WORK ORDER: Although the records contain pictures, only their text should be set down, exactly as written.

----- MATERIAL FOR THIS EXERCISE -----

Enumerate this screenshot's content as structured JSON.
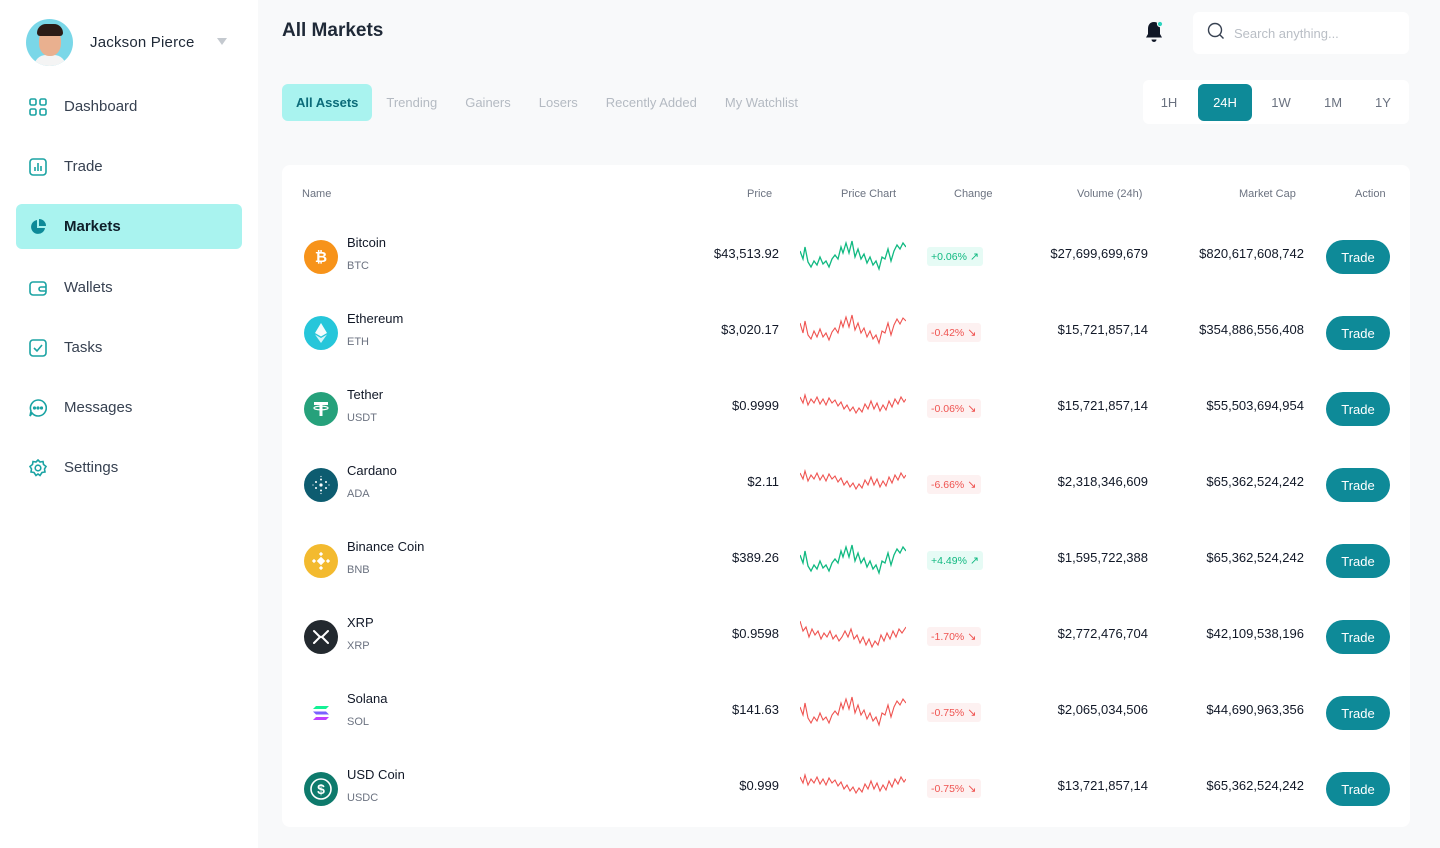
{
  "user": {
    "name": "Jackson Pierce"
  },
  "sidebar": {
    "items": [
      {
        "label": "Dashboard",
        "icon": "grid-icon"
      },
      {
        "label": "Trade",
        "icon": "bar-chart-icon"
      },
      {
        "label": "Markets",
        "icon": "pie-chart-icon",
        "active": true
      },
      {
        "label": "Wallets",
        "icon": "wallet-icon"
      },
      {
        "label": "Tasks",
        "icon": "checkbox-icon"
      },
      {
        "label": "Messages",
        "icon": "chat-icon"
      },
      {
        "label": "Settings",
        "icon": "gear-icon"
      }
    ]
  },
  "header": {
    "title": "All Markets",
    "search_placeholder": "Search anything..."
  },
  "tabs": [
    "All Assets",
    "Trending",
    "Gainers",
    "Losers",
    "Recently Added",
    "My Watchlist"
  ],
  "periods": [
    "1H",
    "24H",
    "1W",
    "1M",
    "1Y"
  ],
  "active_period": "24H",
  "table": {
    "columns": [
      "Name",
      "Price",
      "Price Chart",
      "Change",
      "Volume (24h)",
      "Market Cap",
      "Action"
    ],
    "trade_label": "Trade",
    "rows": [
      {
        "name": "Bitcoin",
        "symbol": "BTC",
        "price": "$43,513.92",
        "change": "+0.06%",
        "direction": "up",
        "volume": "$27,699,699,679",
        "market_cap": "$820,617,608,742",
        "icon_color": "#f7931a"
      },
      {
        "name": "Ethereum",
        "symbol": "ETH",
        "price": "$3,020.17",
        "change": "-0.42%",
        "direction": "down",
        "volume": "$15,721,857,14",
        "market_cap": "$354,886,556,408",
        "icon_color": "#26c6da"
      },
      {
        "name": "Tether",
        "symbol": "USDT",
        "price": "$0.9999",
        "change": "-0.06%",
        "direction": "down",
        "volume": "$15,721,857,14",
        "market_cap": "$55,503,694,954",
        "icon_color": "#26a17b"
      },
      {
        "name": "Cardano",
        "symbol": "ADA",
        "price": "$2.11",
        "change": "-6.66%",
        "direction": "down",
        "volume": "$2,318,346,609",
        "market_cap": "$65,362,524,242",
        "icon_color": "#0d5c70"
      },
      {
        "name": "Binance Coin",
        "symbol": "BNB",
        "price": "$389.26",
        "change": "+4.49%",
        "direction": "up",
        "volume": "$1,595,722,388",
        "market_cap": "$65,362,524,242",
        "icon_color": "#f3ba2f"
      },
      {
        "name": "XRP",
        "symbol": "XRP",
        "price": "$0.9598",
        "change": "-1.70%",
        "direction": "down",
        "volume": "$2,772,476,704",
        "market_cap": "$42,109,538,196",
        "icon_color": "#23292f"
      },
      {
        "name": "Solana",
        "symbol": "SOL",
        "price": "$141.63",
        "change": "-0.75%",
        "direction": "down",
        "volume": "$2,065,034,506",
        "market_cap": "$44,690,963,356",
        "icon_color": "#ffffff"
      },
      {
        "name": "USD Coin",
        "symbol": "USDC",
        "price": "$0.999",
        "change": "-0.75%",
        "direction": "down",
        "volume": "$13,721,857,14",
        "market_cap": "$65,362,524,242",
        "icon_color": "#0e7a6c"
      }
    ]
  },
  "colors": {
    "accent": "#0e8a98",
    "accent_light": "#a9f3ef",
    "up": "#10b981",
    "down": "#ef5350"
  }
}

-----

ANSWER AREA:
Enumerate this screenshot's content as structured JSON.
{
  "user": {
    "name": "Jackson Pierce"
  },
  "sidebar": {
    "items": [
      {
        "label": "Dashboard",
        "icon": "grid-icon"
      },
      {
        "label": "Trade",
        "icon": "bar-chart-icon"
      },
      {
        "label": "Markets",
        "icon": "pie-chart-icon",
        "active": true
      },
      {
        "label": "Wallets",
        "icon": "wallet-icon"
      },
      {
        "label": "Tasks",
        "icon": "checkbox-icon"
      },
      {
        "label": "Messages",
        "icon": "chat-icon"
      },
      {
        "label": "Settings",
        "icon": "gear-icon"
      }
    ]
  },
  "header": {
    "title": "All Markets",
    "search_placeholder": "Search anything..."
  },
  "tabs": [
    "All Assets",
    "Trending",
    "Gainers",
    "Losers",
    "Recently Added",
    "My Watchlist"
  ],
  "periods": [
    "1H",
    "24H",
    "1W",
    "1M",
    "1Y"
  ],
  "active_period": "24H",
  "table": {
    "columns": [
      "Name",
      "Price",
      "Price Chart",
      "Change",
      "Volume (24h)",
      "Market Cap",
      "Action"
    ],
    "trade_label": "Trade",
    "rows": [
      {
        "name": "Bitcoin",
        "symbol": "BTC",
        "price": "$43,513.92",
        "change": "+0.06%",
        "direction": "up",
        "volume": "$27,699,699,679",
        "market_cap": "$820,617,608,742",
        "icon_color": "#f7931a"
      },
      {
        "name": "Ethereum",
        "symbol": "ETH",
        "price": "$3,020.17",
        "change": "-0.42%",
        "direction": "down",
        "volume": "$15,721,857,14",
        "market_cap": "$354,886,556,408",
        "icon_color": "#26c6da"
      },
      {
        "name": "Tether",
        "symbol": "USDT",
        "price": "$0.9999",
        "change": "-0.06%",
        "direction": "down",
        "volume": "$15,721,857,14",
        "market_cap": "$55,503,694,954",
        "icon_color": "#26a17b"
      },
      {
        "name": "Cardano",
        "symbol": "ADA",
        "price": "$2.11",
        "change": "-6.66%",
        "direction": "down",
        "volume": "$2,318,346,609",
        "market_cap": "$65,362,524,242",
        "icon_color": "#0d5c70"
      },
      {
        "name": "Binance Coin",
        "symbol": "BNB",
        "price": "$389.26",
        "change": "+4.49%",
        "direction": "up",
        "volume": "$1,595,722,388",
        "market_cap": "$65,362,524,242",
        "icon_color": "#f3ba2f"
      },
      {
        "name": "XRP",
        "symbol": "XRP",
        "price": "$0.9598",
        "change": "-1.70%",
        "direction": "down",
        "volume": "$2,772,476,704",
        "market_cap": "$42,109,538,196",
        "icon_color": "#23292f"
      },
      {
        "name": "Solana",
        "symbol": "SOL",
        "price": "$141.63",
        "change": "-0.75%",
        "direction": "down",
        "volume": "$2,065,034,506",
        "market_cap": "$44,690,963,356",
        "icon_color": "#ffffff"
      },
      {
        "name": "USD Coin",
        "symbol": "USDC",
        "price": "$0.999",
        "change": "-0.75%",
        "direction": "down",
        "volume": "$13,721,857,14",
        "market_cap": "$65,362,524,242",
        "icon_color": "#0e7a6c"
      }
    ]
  },
  "colors": {
    "accent": "#0e8a98",
    "accent_light": "#a9f3ef",
    "up": "#10b981",
    "down": "#ef5350"
  }
}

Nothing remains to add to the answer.